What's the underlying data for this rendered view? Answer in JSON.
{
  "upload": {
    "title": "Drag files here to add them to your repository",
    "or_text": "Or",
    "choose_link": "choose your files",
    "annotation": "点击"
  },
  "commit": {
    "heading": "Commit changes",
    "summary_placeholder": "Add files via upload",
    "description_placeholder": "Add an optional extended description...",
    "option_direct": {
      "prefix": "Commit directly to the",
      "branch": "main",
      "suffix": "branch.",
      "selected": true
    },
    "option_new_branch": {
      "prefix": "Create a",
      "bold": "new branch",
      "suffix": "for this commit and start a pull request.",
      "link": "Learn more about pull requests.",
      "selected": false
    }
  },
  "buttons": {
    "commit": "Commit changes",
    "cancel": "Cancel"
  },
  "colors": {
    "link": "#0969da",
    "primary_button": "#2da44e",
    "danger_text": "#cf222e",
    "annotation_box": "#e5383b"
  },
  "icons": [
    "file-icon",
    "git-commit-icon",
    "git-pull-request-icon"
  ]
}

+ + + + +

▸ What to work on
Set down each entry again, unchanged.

▸ Your response
What's the underlying data for this rendered view? Answer in JSON.
{
  "upload": {
    "title": "Drag files here to add them to your repository",
    "or_text": "Or",
    "choose_link": "choose your files",
    "annotation": "点击"
  },
  "commit": {
    "heading": "Commit changes",
    "summary_placeholder": "Add files via upload",
    "description_placeholder": "Add an optional extended description...",
    "option_direct": {
      "prefix": "Commit directly to the",
      "branch": "main",
      "suffix": "branch.",
      "selected": true
    },
    "option_new_branch": {
      "prefix": "Create a",
      "bold": "new branch",
      "suffix": "for this commit and start a pull request.",
      "link": "Learn more about pull requests.",
      "selected": false
    }
  },
  "buttons": {
    "commit": "Commit changes",
    "cancel": "Cancel"
  },
  "colors": {
    "link": "#0969da",
    "primary_button": "#2da44e",
    "danger_text": "#cf222e",
    "annotation_box": "#e5383b"
  },
  "icons": [
    "file-icon",
    "git-commit-icon",
    "git-pull-request-icon"
  ]
}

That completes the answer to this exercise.